Miglo carries the wood, fabric and cords necessary to build her tent. From her 200 goats, nothing is left. Somalia is experiencing drought following two consecutive seasons of poor rainfall.

On-the-record update on the drought situation in Somalia

Published 06. May 2019|Updated 03. May 2019
Below average rains since last October have resulted in the rapid deterioration of the humanitarian situation in Somalia leaving an estimated 2.2 million people, almost half of which are internally displaced persons, in urgent need of food.

Quote from Victor Moses, Country Director in Somalia.

“The humanitarian situation has deteriorated at an alarming rate as a result of the drought. Widespread crop failure and a decline in livestock productivity are pushing communities in the worst-affected areas into acute food insecurity. Children are among the worst-affected and hundreds and thousands are already suffering from malnutrition.

“Urgent funding is required now to allow aid agencies to immediately scale up response and avoid a full-scale humanitarian disaster.”

Latest update:

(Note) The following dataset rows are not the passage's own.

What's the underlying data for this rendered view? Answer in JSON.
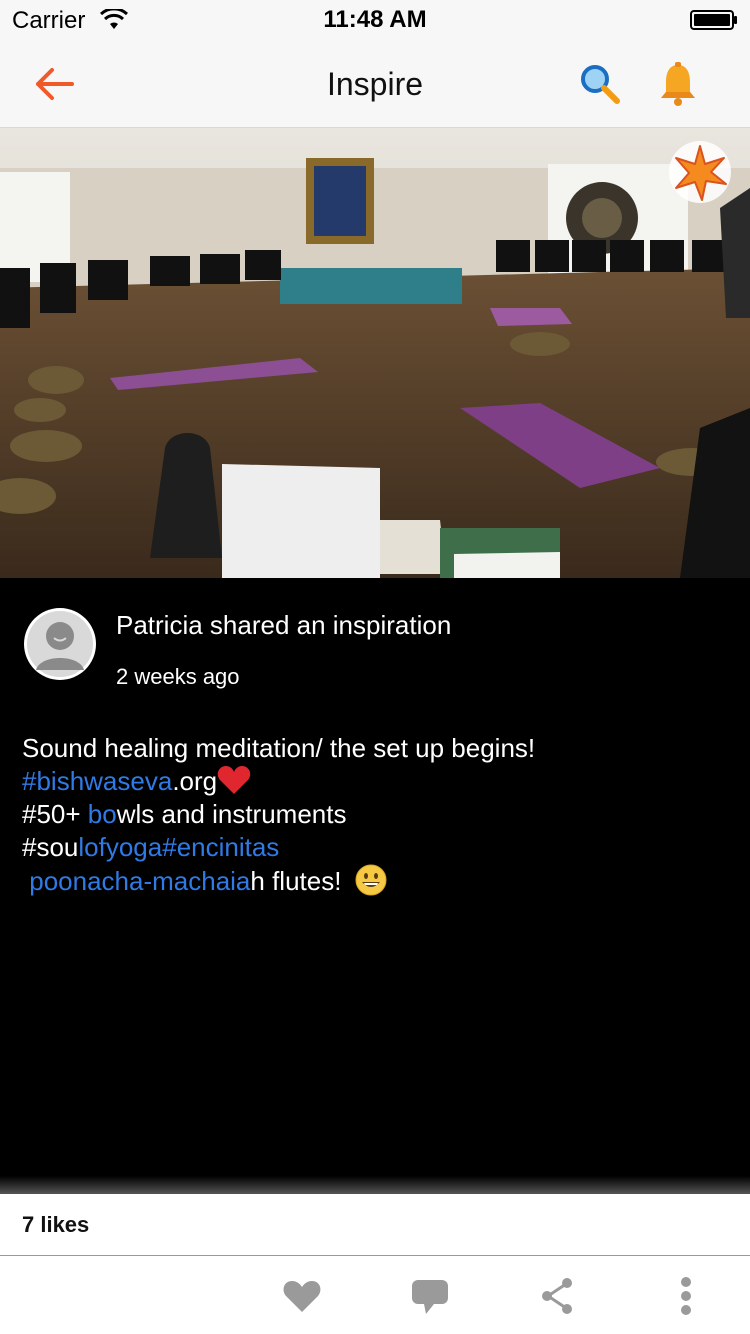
{
  "status_bar": {
    "carrier": "Carrier",
    "time": "11:48 AM"
  },
  "nav": {
    "title": "Inspire"
  },
  "post": {
    "header": "Patricia shared an inspiration",
    "time": "2 weeks ago",
    "line1": "Sound healing meditation/ the set up begins!",
    "line2_tag": "#bishwaseva",
    "line2_rest": ".org",
    "line3_a": "#50+ ",
    "line3_tag": "bo",
    "line3_rest": "wls and instruments",
    "line4_a": "#sou",
    "line4_tag": "lofyoga#encinitas",
    "line5_tag": "poonacha-machaia",
    "line5_rest": "h  flutes! "
  },
  "likes": {
    "count_label": "7 likes"
  },
  "colors": {
    "accent": "#f05a28",
    "link": "#2f7ae5",
    "bell": "#f5a623"
  },
  "icons": {
    "back": "arrow-left-icon",
    "search": "search-icon",
    "bell": "bell-icon",
    "badge": "star-burst-icon",
    "like": "heart-icon",
    "comment": "comment-icon",
    "share": "share-icon",
    "more": "more-vertical-icon"
  }
}
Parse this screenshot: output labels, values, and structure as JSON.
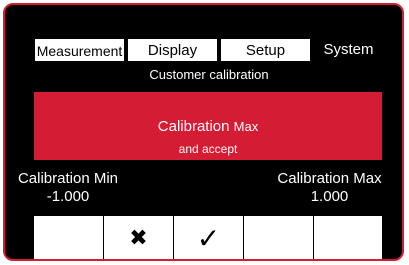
{
  "tabs": [
    {
      "label": "Measurement",
      "selected": false
    },
    {
      "label": "Display",
      "selected": false
    },
    {
      "label": "Setup",
      "selected": false
    },
    {
      "label": "System",
      "selected": true
    }
  ],
  "subtitle": "Customer calibration",
  "banner": {
    "title": "Calibration",
    "title_unit": "Max",
    "subtitle": "and accept"
  },
  "calibration_min": {
    "label": "Calibration Min",
    "value": "-1.000"
  },
  "calibration_max": {
    "label": "Calibration Max",
    "value": "1.000"
  },
  "softkeys": [
    {
      "icon": "",
      "name": "softkey-1"
    },
    {
      "icon": "cross-icon",
      "glyph": "✖"
    },
    {
      "icon": "check-icon",
      "glyph": "✓"
    },
    {
      "icon": "",
      "name": "softkey-4"
    },
    {
      "icon": "",
      "name": "softkey-5"
    }
  ],
  "colors": {
    "accent": "#d41c35",
    "background": "#000000",
    "frame": "#d41c35"
  }
}
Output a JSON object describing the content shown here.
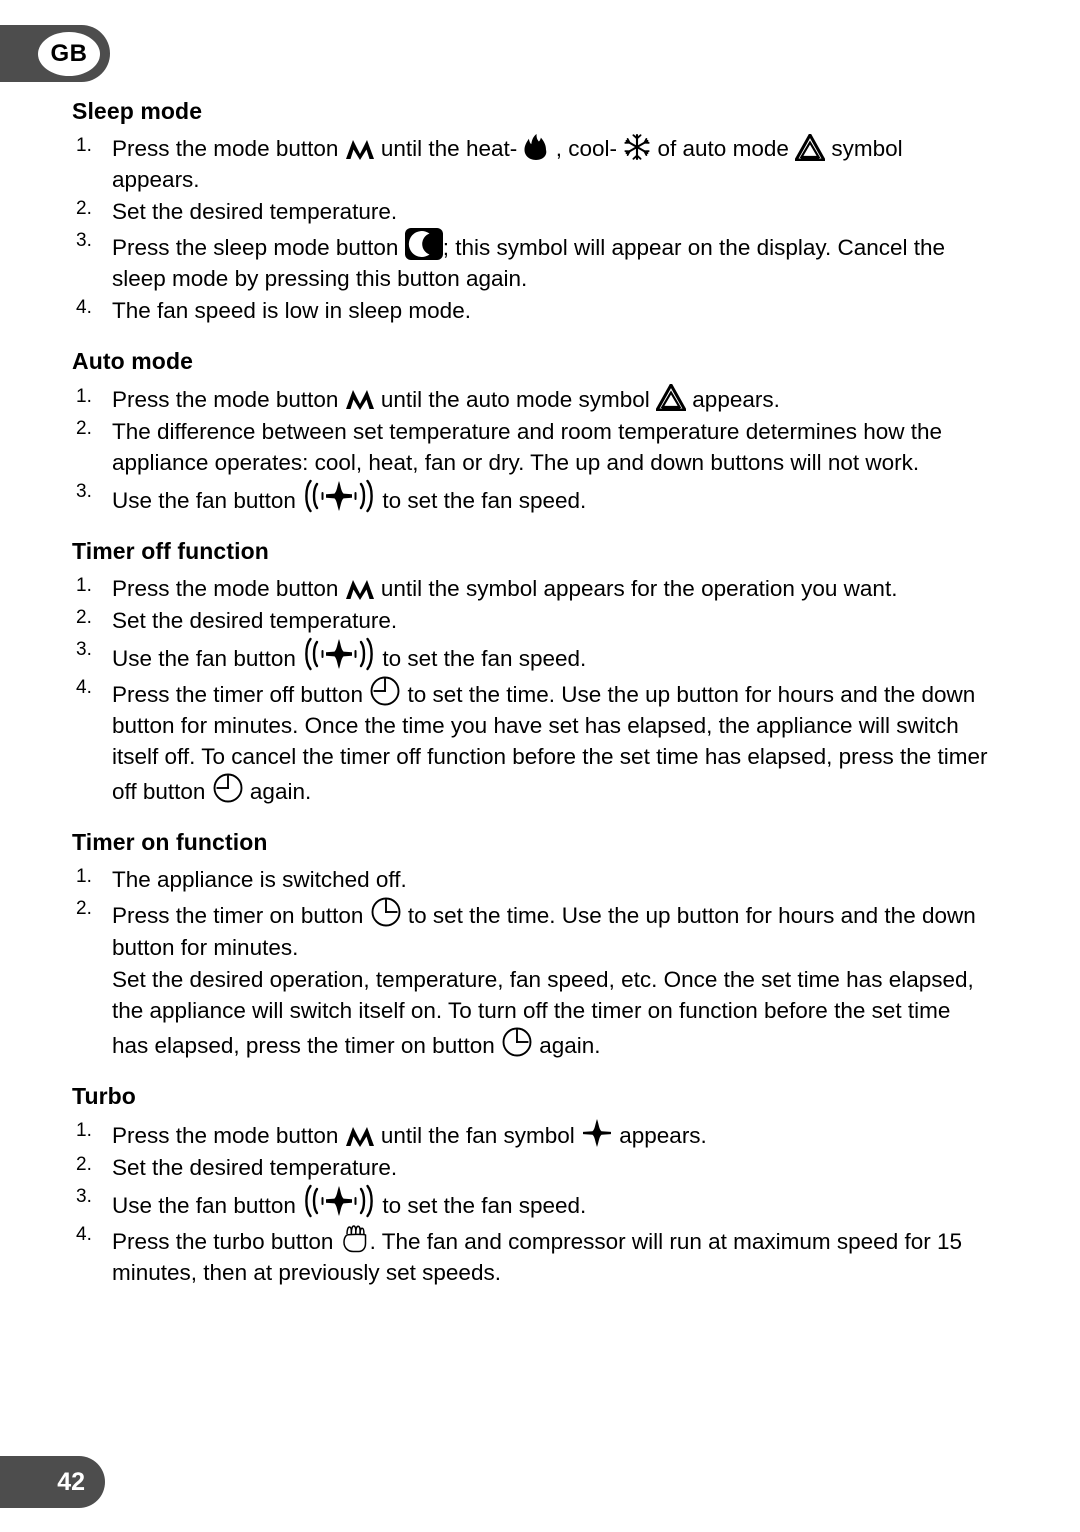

  • According to the United Nations Office for the Coordination of Humanitarian Affairs (OCHA), drought conditions in the 2018/19 Deyr rainy season have led to an increase in the number of people designated as “food insecure” in Somalia since October of last year.
  • The number of people in acute food insecurity crisis phase or worse (IPC 3 & 4) has spiked by ten per cent to more than 1.7 million by April, which is more than double the 2016/17 drought period and is expected to reach 2.2 million by July. Almost half of these (43 per cent) are internally displaced persons.
  • The severe drought conditions are leading to further internal displacement with nearly 44,000 people estimated to have moved from rural areas into urban centres this year. Around 2.6 million people are internally displaced across the country.
  • Humanitarians have reported an increase in number of admissions for the treatment of moderate acute malnutrition (MAM) between January and March 2019. Urgent treatment is needed for some 954,000 children anticipated to be acutely malnourished in 2019, including 174,600 severely malnourished.
  • Worst affected areas are in Northern and Central Somalia including Somaliland, Puntland, Mudug, Hiraan, Galgaduud and Bay regions.
  • Since February 2019, both upstream and downstream water levels of the Shabelle and Juba rivers have remained very low. In some areas, river beds have dried up completely, due to drier-than-normal weather and high temperatures.
  • More than 2.6 million Somalis are internally displaced due to armed conflict, insecurity and drought. More than 33,000 people were reported to be newly-displaced in the first quarter of 2019.
  • 4.6 million people are in need of humanitarian assistance, including an estimated 2.7 million children. The 2019 Humanitarian Response Plan for Somalia requires $1.08 billion and is currently funded to 19 per cent so far this year.